The Immigration Task Force, appointed by B.C. Premier Christy Clark in December 2011, spent three months meeting with various stakeholders, including employers, industry, sector associations and settlement service providers, to discuss how to improve various economic immigration programs so they can better meet labour market and economic development needs.

The programs discussed include the British Columbia Provincial Nominee Program (BC PNP), the Federal Skilled Worker Program (FSWP), the Canadian Experience Class (CEC) and the Federal immigrant Investor Program (FIIP). The report found the current immigration system is not meeting B.C. labour market needs

B.C.’s Economic Immigrants Declining

While economic immigration has increased on a national level since 2005, B.C.’s share of economic immigrants has fallen over the same time frame, mostly due to a decrease in the number of admissions under the FSWP.

Even if more FSWP immigrants came to B.C., the program still doesn’t meet the province’s labour market needs, states the report. The priority occupations on the federal list don’t match up with B.C.’s most in demand occupations (most especially those in the skilled trades) and immigrants under the FSWP often choose to settle in the Lower Mainland even though labour market shortages are most acute outside this area.

Boost Provincial Nominee Program Numbers

Conversely, the PNP allows for more specific selection based on the province’s current labour market needs and ensures immigrants are settling in regions where job openings are available. As such, the report recommends the BC PNP cap be increased to 5,000 in 2012 and 6,500 in 2013.

Overall, the report proposes a series of 28 recommendations for the B.C. and federal governments to increase immigration and ensure programs are adapted to attract and retain more immigrants with the skills required to build the province’s workforce and economy.

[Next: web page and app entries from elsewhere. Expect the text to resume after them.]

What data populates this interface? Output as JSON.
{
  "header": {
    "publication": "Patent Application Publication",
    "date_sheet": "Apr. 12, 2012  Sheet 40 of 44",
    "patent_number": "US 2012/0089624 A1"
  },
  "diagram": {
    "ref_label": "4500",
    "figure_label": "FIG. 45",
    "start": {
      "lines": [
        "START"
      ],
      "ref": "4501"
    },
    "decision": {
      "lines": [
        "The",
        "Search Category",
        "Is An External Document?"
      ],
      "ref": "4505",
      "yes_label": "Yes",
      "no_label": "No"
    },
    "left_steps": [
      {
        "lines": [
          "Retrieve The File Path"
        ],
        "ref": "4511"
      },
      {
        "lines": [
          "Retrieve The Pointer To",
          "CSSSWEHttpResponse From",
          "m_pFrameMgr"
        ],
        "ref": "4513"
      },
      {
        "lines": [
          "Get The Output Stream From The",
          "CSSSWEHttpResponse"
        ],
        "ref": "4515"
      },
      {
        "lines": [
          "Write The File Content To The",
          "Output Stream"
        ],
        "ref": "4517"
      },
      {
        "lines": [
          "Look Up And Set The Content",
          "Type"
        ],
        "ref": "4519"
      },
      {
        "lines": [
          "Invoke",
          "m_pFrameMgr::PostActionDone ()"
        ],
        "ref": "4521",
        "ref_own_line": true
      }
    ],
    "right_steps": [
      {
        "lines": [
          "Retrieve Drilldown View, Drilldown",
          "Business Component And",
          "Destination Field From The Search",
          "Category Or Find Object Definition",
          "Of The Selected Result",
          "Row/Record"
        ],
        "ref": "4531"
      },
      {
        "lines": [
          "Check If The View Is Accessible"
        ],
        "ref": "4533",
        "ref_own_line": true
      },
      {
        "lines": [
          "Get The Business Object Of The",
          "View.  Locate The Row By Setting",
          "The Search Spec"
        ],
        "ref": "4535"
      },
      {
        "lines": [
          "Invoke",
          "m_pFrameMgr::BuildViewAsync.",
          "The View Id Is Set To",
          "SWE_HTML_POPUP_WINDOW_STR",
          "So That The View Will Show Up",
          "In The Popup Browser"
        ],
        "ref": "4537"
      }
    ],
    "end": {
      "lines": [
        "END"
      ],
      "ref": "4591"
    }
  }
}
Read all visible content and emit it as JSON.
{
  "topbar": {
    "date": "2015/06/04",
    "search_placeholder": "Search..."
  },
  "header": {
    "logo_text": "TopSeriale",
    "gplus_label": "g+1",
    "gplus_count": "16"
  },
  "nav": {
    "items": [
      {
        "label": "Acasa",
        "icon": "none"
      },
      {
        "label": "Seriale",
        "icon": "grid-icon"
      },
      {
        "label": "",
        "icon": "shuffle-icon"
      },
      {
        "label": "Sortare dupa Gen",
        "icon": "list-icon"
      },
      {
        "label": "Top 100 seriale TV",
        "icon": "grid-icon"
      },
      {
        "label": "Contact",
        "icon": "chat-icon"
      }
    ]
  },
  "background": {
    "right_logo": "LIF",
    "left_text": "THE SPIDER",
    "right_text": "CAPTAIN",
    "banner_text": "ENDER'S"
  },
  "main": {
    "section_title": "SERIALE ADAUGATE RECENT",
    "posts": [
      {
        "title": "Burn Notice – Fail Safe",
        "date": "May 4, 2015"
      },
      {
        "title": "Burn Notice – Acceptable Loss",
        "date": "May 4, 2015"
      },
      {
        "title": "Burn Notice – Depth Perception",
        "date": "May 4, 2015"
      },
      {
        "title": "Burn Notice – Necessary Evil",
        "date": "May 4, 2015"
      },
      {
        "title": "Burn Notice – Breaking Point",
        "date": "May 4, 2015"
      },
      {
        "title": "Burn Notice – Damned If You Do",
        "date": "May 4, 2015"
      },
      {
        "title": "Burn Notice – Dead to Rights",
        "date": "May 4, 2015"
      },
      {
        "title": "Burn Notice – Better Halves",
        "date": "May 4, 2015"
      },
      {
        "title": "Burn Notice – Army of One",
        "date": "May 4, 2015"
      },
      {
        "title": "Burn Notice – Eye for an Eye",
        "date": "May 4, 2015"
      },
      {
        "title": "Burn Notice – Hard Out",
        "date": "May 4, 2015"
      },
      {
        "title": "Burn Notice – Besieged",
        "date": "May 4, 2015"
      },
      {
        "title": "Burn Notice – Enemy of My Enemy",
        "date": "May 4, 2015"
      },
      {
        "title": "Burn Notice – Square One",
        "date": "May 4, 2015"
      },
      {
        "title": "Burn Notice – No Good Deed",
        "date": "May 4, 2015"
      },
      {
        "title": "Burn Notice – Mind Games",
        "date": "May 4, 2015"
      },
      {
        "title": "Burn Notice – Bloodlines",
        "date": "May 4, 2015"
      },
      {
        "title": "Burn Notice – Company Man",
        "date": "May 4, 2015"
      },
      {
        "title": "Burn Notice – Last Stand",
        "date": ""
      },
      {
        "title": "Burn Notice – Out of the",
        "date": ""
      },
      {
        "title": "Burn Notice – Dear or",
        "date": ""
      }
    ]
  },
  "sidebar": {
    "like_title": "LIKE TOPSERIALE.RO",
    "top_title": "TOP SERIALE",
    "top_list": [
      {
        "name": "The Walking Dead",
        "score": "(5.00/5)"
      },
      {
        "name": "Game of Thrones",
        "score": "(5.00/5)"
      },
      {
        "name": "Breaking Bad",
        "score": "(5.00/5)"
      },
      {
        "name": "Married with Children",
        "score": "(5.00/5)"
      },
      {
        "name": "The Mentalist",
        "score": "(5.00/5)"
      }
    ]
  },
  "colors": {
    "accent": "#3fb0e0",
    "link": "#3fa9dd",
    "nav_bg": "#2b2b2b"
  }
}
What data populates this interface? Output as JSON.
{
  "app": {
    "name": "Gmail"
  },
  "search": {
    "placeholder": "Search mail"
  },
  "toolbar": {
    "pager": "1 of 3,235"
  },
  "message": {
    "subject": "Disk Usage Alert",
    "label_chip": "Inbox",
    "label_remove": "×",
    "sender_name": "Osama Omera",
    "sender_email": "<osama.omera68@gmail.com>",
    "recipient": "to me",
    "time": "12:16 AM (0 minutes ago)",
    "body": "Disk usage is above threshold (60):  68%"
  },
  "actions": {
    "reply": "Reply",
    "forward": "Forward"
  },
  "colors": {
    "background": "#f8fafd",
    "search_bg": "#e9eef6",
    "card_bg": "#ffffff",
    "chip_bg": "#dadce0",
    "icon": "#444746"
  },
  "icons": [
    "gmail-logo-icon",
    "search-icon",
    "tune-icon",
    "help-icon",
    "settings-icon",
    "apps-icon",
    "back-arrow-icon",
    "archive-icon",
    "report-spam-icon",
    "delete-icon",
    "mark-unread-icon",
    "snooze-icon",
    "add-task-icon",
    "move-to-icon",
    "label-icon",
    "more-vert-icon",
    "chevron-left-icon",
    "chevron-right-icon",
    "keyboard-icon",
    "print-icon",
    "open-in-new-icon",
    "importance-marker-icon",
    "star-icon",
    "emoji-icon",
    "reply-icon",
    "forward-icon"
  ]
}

Recommendations Most Relevant to Employers:

  • Immediately increase B.C.’s economic immigration levels
  • Set immigration levels based on B.C.’s actual labour market and skills needs
  • Allow the B.C. government to select all economic immigrants to the province
  • Increase the BC PNP cap to at least 5,000 in 2012, and 6,500 in 2013, to respond to labour and skills shortages across British Columbia
  • Increase the number of occupations eligible for the FSWP to better reflect B.C.’s regional and province-wide skills needs
  • Provide employers one-stop access to information on economic immigration programs
  • Ensure employers and prospective immigrants have access to the status of their applications
  • Exempt employers from obtaining a Labour Market Opinion for essential job openings that have demonstrated shortages
  • Allow more international students from authorized institutions to stay in B.C. after graduation without a job offer and allow all international students from authorized institutions to work in BC during their studies and after graduation
  • Market regional business opportunities to potential entrepreneurs overseas and set up business mentorship programs
  • Consider allowing entrepreneurs to pool their investment in larger-scale businesses
  • Ensure effective settlement and integration programs are available in communities across the province and continue to fund these programs commensurate to immigration levels
  • Investigate barriers to foreign qualification recognition and help employers understand foreign qualifications and work experience

Read the full report: British Columbia Task Force final report